Students rally, protest

Sen. Mitch McConnell was greeted by more than just university staff when he visited campus Jan. 16 – several students had also showed up to protest the Iraq war.

McConnell, who has consistently voted in favor of the war, stopped by Northern Kentucky University to hand over more than $816,000 he had secured for a College of Informatics program and the Infrastructure Management Institute.

According to junior political science major and protester Dennis Chaney, the issue wasn’t the new funding NKU was receiving, but how much more NKU could receive if America wasn’t in Iraq.

“The amount he brought here was three minutes of the Iraq war,” Chaney said. He had begun organizing the protest around nine the night before after seeing a news release on NKU’s homepage.

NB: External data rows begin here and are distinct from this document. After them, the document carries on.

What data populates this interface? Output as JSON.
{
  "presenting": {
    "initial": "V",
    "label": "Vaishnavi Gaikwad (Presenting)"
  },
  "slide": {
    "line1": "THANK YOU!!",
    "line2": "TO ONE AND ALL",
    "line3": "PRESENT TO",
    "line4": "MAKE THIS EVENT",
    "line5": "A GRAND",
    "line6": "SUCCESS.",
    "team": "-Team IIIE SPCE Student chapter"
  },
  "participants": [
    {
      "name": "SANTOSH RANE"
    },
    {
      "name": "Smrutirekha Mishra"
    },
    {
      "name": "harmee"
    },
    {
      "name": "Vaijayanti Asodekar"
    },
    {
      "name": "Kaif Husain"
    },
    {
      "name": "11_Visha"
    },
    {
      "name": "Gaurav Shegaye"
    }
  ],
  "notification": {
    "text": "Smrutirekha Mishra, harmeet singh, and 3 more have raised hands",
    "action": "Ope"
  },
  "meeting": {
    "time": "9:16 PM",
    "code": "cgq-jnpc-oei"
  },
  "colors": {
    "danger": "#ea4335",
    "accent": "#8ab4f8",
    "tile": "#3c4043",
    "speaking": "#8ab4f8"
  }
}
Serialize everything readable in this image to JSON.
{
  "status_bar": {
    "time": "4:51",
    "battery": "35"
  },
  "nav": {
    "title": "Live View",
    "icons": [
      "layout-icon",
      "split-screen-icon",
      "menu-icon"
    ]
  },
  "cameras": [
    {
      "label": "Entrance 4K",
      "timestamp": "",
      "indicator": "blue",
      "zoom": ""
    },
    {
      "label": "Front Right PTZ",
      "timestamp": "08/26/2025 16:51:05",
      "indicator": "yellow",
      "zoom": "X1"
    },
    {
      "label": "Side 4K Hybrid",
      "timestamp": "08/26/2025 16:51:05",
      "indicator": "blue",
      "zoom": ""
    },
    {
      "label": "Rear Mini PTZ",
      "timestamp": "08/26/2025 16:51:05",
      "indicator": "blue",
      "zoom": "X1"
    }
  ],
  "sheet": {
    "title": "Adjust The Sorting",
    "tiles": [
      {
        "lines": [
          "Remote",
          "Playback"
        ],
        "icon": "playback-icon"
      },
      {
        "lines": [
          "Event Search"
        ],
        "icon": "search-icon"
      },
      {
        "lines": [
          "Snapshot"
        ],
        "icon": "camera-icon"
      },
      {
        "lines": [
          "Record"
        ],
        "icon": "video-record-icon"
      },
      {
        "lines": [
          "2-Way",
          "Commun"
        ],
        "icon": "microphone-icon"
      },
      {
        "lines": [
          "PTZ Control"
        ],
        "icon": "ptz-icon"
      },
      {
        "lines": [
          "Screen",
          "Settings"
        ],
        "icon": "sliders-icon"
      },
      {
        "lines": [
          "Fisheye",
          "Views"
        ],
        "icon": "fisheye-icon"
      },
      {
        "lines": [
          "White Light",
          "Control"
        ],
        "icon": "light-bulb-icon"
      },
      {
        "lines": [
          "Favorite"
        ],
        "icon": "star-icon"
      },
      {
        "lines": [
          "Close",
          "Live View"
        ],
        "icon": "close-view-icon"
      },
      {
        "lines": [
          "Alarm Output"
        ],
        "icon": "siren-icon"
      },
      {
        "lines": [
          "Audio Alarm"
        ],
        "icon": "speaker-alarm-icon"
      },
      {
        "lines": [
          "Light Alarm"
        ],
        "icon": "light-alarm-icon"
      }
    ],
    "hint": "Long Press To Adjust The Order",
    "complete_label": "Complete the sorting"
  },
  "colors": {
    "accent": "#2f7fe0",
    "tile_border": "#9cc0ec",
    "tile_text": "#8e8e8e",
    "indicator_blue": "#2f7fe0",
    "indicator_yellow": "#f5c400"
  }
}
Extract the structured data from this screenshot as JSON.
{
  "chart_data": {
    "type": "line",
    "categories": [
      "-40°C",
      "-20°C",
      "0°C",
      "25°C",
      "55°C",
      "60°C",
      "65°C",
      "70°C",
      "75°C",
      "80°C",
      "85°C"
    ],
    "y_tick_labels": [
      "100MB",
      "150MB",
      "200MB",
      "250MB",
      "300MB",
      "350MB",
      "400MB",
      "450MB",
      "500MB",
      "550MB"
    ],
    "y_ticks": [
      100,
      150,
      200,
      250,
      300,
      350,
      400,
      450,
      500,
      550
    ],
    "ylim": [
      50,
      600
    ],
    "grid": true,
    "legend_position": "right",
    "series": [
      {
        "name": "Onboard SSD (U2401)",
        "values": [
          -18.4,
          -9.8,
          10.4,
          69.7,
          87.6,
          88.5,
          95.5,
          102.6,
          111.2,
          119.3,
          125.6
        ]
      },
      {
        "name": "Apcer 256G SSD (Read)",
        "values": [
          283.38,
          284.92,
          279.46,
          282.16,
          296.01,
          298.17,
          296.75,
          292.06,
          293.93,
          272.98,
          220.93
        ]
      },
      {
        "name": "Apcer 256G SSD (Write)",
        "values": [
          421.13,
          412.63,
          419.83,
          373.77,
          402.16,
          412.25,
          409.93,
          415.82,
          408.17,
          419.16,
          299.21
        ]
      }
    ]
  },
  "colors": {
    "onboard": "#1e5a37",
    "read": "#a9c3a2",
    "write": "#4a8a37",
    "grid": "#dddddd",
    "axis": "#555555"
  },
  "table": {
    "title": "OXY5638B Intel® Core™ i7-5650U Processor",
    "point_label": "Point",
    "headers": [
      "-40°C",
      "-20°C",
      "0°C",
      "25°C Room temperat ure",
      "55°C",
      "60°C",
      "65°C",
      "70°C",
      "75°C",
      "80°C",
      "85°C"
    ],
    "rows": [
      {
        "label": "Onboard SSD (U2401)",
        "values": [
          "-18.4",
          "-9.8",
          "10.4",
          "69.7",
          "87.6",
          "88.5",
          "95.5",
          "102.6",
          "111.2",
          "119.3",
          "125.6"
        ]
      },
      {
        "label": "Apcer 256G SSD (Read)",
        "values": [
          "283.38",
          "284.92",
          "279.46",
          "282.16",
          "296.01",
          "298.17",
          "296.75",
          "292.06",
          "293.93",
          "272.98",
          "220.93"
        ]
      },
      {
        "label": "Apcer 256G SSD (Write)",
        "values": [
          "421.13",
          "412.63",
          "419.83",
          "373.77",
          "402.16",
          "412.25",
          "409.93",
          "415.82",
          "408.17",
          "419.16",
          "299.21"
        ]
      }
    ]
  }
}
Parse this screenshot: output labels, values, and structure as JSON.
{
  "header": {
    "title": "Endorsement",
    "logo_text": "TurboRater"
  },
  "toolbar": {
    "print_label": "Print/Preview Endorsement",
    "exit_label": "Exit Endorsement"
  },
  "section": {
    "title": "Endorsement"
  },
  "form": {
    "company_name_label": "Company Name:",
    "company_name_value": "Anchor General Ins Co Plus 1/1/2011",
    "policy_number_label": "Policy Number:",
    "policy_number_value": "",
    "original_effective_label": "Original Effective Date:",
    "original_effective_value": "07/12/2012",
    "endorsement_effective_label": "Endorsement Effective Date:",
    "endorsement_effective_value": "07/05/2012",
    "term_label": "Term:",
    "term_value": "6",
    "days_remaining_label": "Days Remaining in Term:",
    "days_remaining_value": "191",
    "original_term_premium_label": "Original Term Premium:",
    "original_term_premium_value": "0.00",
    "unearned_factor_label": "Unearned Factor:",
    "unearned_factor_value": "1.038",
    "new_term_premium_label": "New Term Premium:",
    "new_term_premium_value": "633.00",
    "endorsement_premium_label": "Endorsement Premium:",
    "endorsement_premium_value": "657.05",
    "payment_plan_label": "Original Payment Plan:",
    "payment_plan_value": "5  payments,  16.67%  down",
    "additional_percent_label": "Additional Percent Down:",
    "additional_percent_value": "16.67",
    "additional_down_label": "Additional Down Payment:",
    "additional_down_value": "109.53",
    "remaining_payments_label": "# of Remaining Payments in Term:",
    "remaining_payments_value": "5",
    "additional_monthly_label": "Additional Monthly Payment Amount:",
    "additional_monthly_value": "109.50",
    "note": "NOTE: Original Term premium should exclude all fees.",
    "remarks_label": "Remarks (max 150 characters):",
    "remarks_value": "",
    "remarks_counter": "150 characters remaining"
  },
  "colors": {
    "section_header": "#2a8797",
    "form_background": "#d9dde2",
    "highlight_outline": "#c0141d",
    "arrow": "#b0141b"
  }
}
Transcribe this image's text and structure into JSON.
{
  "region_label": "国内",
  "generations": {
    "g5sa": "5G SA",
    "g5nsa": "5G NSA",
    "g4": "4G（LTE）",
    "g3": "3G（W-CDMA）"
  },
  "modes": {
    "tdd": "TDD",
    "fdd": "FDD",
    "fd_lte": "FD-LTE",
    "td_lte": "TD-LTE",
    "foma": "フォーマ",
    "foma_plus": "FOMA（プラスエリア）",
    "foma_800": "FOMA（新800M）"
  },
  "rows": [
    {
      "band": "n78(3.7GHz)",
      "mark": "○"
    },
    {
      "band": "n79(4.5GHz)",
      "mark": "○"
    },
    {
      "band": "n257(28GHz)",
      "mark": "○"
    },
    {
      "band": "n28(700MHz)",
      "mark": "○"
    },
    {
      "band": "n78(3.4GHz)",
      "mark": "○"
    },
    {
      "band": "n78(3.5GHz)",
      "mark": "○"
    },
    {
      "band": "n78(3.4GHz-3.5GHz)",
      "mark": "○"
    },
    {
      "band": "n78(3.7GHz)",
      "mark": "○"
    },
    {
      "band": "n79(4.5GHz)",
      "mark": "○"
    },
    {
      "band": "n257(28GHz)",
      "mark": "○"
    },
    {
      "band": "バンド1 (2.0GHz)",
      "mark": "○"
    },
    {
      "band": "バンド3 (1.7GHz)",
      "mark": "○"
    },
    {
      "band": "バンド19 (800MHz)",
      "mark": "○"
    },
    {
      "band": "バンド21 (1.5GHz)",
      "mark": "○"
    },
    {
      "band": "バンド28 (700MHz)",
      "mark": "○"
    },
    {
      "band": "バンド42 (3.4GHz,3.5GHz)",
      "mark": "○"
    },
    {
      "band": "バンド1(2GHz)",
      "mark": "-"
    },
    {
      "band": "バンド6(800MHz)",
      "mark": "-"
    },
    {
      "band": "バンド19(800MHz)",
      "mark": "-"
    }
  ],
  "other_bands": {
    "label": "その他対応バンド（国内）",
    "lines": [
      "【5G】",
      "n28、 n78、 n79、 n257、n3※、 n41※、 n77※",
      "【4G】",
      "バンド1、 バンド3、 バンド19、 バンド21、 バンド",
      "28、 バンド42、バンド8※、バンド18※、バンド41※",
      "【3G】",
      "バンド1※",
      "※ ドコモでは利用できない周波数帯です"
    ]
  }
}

The protestors weren’t permitted to enter the Welcome Center room where McConnell spoke. Instead, they stood in the hallway, holding signs demanding an exit from Iraq.

Student Government President Alyse Bender and Senator Mike Tobergta both said it seemed like a good compromise that allowed McConnell to both deliver his speech and hear the protesters’ message.

“We couldn’t have people shouting,” Bender said.

University President James Votruba noted that McConnell’s security was another concern.

“These could be students protesting or they could want to get more aggressive,” he said. “You never know.”

Nevertheless, he approved of how University Police handled the situation, and complimented the protesting students.

“Universities have always been where young people protest,” he said. “I’m glad to see students engaged.”

McConnell did not confront the protestors and Votruba said he understood why.

“That would not have been a conversation,” he said. “That was a protest.”

The money McConnell obtained for NKU will fund an Informatics project to enhance internet security, specifically intrusion detection. McConnell said that the project will help bolster jobs and businesses in the region.

The funds will also finance the Infrastructure Management Institute, which seeks to create more high-tech jobs and encourage internet entrepreneurs in the Northern Kentucky area.

“These marvelous businesses can go somewhere else or we can bring them here,” McConnell said, noting the need for more high-tech specialists proficient in math and science.

Votruba praised McConnell’s leadership in helping NKU target the e-market, noting that without the funds, NKU wouldn’t have been able to create the programs.

“We all know there’s no aspect in the humanities, sciences or arts not touched by digital technology,” he said.

The money, however, will not help NKU face down the $1.6 million it is losing from Kentucky’s legislature.

Nevertheless, Votruba said without McConnell’s aid in getting federal grants, the programs would not have been possible.